RECORDS
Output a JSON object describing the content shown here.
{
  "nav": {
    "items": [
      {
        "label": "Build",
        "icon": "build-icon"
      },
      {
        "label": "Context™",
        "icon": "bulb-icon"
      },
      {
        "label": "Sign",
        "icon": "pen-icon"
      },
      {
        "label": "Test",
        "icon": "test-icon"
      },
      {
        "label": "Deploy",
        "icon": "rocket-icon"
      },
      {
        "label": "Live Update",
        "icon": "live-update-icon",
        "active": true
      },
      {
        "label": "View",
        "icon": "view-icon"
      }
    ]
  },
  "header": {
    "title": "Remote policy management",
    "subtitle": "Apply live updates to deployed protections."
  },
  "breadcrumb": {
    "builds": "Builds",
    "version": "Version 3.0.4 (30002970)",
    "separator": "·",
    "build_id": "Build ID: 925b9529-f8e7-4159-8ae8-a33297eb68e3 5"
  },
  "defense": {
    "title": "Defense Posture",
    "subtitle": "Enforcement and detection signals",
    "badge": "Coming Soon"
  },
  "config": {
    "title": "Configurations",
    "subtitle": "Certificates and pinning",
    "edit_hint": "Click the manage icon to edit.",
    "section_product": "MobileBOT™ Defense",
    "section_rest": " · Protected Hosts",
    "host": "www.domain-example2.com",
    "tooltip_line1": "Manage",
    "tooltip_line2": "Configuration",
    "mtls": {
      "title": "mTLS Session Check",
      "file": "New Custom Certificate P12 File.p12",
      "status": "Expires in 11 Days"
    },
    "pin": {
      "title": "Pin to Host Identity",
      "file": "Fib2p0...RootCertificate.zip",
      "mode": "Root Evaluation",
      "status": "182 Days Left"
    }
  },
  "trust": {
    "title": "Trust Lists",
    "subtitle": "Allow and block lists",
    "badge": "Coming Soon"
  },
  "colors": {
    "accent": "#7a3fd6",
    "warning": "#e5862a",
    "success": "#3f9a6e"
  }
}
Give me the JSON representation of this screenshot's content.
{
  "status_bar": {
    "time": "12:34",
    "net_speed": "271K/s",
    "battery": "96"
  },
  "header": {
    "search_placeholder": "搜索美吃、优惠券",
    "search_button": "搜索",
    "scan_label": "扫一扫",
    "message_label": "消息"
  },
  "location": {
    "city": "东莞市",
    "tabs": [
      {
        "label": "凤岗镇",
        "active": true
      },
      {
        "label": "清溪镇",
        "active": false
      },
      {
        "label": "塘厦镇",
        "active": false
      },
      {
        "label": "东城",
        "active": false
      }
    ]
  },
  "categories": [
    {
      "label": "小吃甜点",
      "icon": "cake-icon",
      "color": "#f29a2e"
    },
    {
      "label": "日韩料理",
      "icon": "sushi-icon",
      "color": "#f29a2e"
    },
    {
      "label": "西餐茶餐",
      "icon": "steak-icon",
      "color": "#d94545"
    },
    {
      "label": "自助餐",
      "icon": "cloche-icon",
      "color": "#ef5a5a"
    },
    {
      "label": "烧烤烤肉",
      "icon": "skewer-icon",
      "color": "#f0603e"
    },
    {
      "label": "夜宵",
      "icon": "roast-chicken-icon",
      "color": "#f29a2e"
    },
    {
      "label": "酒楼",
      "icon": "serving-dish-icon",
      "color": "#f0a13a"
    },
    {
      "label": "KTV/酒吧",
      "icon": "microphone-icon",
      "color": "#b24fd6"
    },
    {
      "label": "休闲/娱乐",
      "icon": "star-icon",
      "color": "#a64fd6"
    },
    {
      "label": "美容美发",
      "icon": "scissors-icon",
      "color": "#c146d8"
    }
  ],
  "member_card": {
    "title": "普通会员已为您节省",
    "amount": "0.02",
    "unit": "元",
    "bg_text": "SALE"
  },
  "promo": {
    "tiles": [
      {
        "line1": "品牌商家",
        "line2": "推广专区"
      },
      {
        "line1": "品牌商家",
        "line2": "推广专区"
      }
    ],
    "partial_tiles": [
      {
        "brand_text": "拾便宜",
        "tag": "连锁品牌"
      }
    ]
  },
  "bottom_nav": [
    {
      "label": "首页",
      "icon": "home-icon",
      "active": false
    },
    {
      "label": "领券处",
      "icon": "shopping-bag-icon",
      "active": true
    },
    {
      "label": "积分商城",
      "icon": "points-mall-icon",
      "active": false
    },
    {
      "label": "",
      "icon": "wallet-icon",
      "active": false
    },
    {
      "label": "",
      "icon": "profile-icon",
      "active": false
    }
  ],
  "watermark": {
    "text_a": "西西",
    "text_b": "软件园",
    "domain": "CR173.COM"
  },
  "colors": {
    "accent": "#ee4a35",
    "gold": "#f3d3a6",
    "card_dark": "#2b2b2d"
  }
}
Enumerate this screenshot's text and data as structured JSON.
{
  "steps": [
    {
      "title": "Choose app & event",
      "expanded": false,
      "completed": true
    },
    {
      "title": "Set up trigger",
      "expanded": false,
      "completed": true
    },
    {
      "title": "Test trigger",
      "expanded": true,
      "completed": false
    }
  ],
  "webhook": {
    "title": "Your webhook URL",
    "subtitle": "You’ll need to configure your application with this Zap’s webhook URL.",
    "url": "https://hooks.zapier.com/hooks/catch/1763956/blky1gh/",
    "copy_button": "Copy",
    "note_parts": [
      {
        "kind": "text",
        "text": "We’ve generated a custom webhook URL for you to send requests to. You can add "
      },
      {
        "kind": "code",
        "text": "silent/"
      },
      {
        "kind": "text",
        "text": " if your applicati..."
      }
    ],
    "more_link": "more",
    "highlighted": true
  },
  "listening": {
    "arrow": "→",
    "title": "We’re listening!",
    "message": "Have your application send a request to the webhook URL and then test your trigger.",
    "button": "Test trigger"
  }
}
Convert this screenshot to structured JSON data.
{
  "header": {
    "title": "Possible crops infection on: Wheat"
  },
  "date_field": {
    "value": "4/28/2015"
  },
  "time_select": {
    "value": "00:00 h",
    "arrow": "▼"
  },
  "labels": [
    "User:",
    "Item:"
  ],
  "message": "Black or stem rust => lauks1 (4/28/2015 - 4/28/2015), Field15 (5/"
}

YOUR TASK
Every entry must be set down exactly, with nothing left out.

RESPONSE TO THE EXERCISE
Output a JSON object describing the content shown here.
{
  "nav": {
    "items": [
      {
        "label": "Build",
        "icon": "build-icon"
      },
      {
        "label": "Context™",
        "icon": "bulb-icon"
      },
      {
        "label": "Sign",
        "icon": "pen-icon"
      },
      {
        "label": "Test",
        "icon": "test-icon"
      },
      {
        "label": "Deploy",
        "icon": "rocket-icon"
      },
      {
        "label": "Live Update",
        "icon": "live-update-icon",
        "active": true
      },
      {
        "label": "View",
        "icon": "view-icon"
      }
    ]
  },
  "header": {
    "title": "Remote policy management",
    "subtitle": "Apply live updates to deployed protections."
  },
  "breadcrumb": {
    "builds": "Builds",
    "version": "Version 3.0.4 (30002970)",
    "separator": "·",
    "build_id": "Build ID: 925b9529-f8e7-4159-8ae8-a33297eb68e3 5"
  },
  "defense": {
    "title": "Defense Posture",
    "subtitle": "Enforcement and detection signals",
    "badge": "Coming Soon"
  },
  "config": {
    "title": "Configurations",
    "subtitle": "Certificates and pinning",
    "edit_hint": "Click the manage icon to edit.",
    "section_product": "MobileBOT™ Defense",
    "section_rest": " · Protected Hosts",
    "host": "www.domain-example2.com",
    "tooltip_line1": "Manage",
    "tooltip_line2": "Configuration",
    "mtls": {
      "title": "mTLS Session Check",
      "file": "New Custom Certificate P12 File.p12",
      "status": "Expires in 11 Days"
    },
    "pin": {
      "title": "Pin to Host Identity",
      "file": "Fib2p0...RootCertificate.zip",
      "mode": "Root Evaluation",
      "status": "182 Days Left"
    }
  },
  "trust": {
    "title": "Trust Lists",
    "subtitle": "Allow and block lists",
    "badge": "Coming Soon"
  },
  "colors": {
    "accent": "#7a3fd6",
    "warning": "#e5862a",
    "success": "#3f9a6e"
  }
}
Give me the JSON representation of this screenshot's content.
{
  "status_bar": {
    "time": "12:34",
    "net_speed": "271K/s",
    "battery": "96"
  },
  "header": {
    "search_placeholder": "搜索美吃、优惠券",
    "search_button": "搜索",
    "scan_label": "扫一扫",
    "message_label": "消息"
  },
  "location": {
    "city": "东莞市",
    "tabs": [
      {
        "label": "凤岗镇",
        "active": true
      },
      {
        "label": "清溪镇",
        "active": false
      },
      {
        "label": "塘厦镇",
        "active": false
      },
      {
        "label": "东城",
        "active": false
      }
    ]
  },
  "categories": [
    {
      "label": "小吃甜点",
      "icon": "cake-icon",
      "color": "#f29a2e"
    },
    {
      "label": "日韩料理",
      "icon": "sushi-icon",
      "color": "#f29a2e"
    },
    {
      "label": "西餐茶餐",
      "icon": "steak-icon",
      "color": "#d94545"
    },
    {
      "label": "自助餐",
      "icon": "cloche-icon",
      "color": "#ef5a5a"
    },
    {
      "label": "烧烤烤肉",
      "icon": "skewer-icon",
      "color": "#f0603e"
    },
    {
      "label": "夜宵",
      "icon": "roast-chicken-icon",
      "color": "#f29a2e"
    },
    {
      "label": "酒楼",
      "icon": "serving-dish-icon",
      "color": "#f0a13a"
    },
    {
      "label": "KTV/酒吧",
      "icon": "microphone-icon",
      "color": "#b24fd6"
    },
    {
      "label": "休闲/娱乐",
      "icon": "star-icon",
      "color": "#a64fd6"
    },
    {
      "label": "美容美发",
      "icon": "scissors-icon",
      "color": "#c146d8"
    }
  ],
  "member_card": {
    "title": "普通会员已为您节省",
    "amount": "0.02",
    "unit": "元",
    "bg_text": "SALE"
  },
  "promo": {
    "tiles": [
      {
        "line1": "品牌商家",
        "line2": "推广专区"
      },
      {
        "line1": "品牌商家",
        "line2": "推广专区"
      }
    ],
    "partial_tiles": [
      {
        "brand_text": "拾便宜",
        "tag": "连锁品牌"
      }
    ]
  },
  "bottom_nav": [
    {
      "label": "首页",
      "icon": "home-icon",
      "active": false
    },
    {
      "label": "领券处",
      "icon": "shopping-bag-icon",
      "active": true
    },
    {
      "label": "积分商城",
      "icon": "points-mall-icon",
      "active": false
    },
    {
      "label": "",
      "icon": "wallet-icon",
      "active": false
    },
    {
      "label": "",
      "icon": "profile-icon",
      "active": false
    }
  ],
  "watermark": {
    "text_a": "西西",
    "text_b": "软件园",
    "domain": "CR173.COM"
  },
  "colors": {
    "accent": "#ee4a35",
    "gold": "#f3d3a6",
    "card_dark": "#2b2b2d"
  }
}
Enumerate this screenshot's text and data as structured JSON.
{
  "steps": [
    {
      "title": "Choose app & event",
      "expanded": false,
      "completed": true
    },
    {
      "title": "Set up trigger",
      "expanded": false,
      "completed": true
    },
    {
      "title": "Test trigger",
      "expanded": true,
      "completed": false
    }
  ],
  "webhook": {
    "title": "Your webhook URL",
    "subtitle": "You’ll need to configure your application with this Zap’s webhook URL.",
    "url": "https://hooks.zapier.com/hooks/catch/1763956/blky1gh/",
    "copy_button": "Copy",
    "note_parts": [
      {
        "kind": "text",
        "text": "We’ve generated a custom webhook URL for you to send requests to. You can add "
      },
      {
        "kind": "code",
        "text": "silent/"
      },
      {
        "kind": "text",
        "text": " if your applicati..."
      }
    ],
    "more_link": "more",
    "highlighted": true
  },
  "listening": {
    "arrow": "→",
    "title": "We’re listening!",
    "message": "Have your application send a request to the webhook URL and then test your trigger.",
    "button": "Test trigger"
  }
}
Convert this screenshot to structured JSON data.
{
  "header": {
    "title": "Possible crops infection on: Wheat"
  },
  "date_field": {
    "value": "4/28/2015"
  },
  "time_select": {
    "value": "00:00 h",
    "arrow": "▼"
  },
  "labels": [
    "User:",
    "Item:"
  ],
  "message": "Black or stem rust => lauks1 (4/28/2015 - 4/28/2015), Field15 (5/"
}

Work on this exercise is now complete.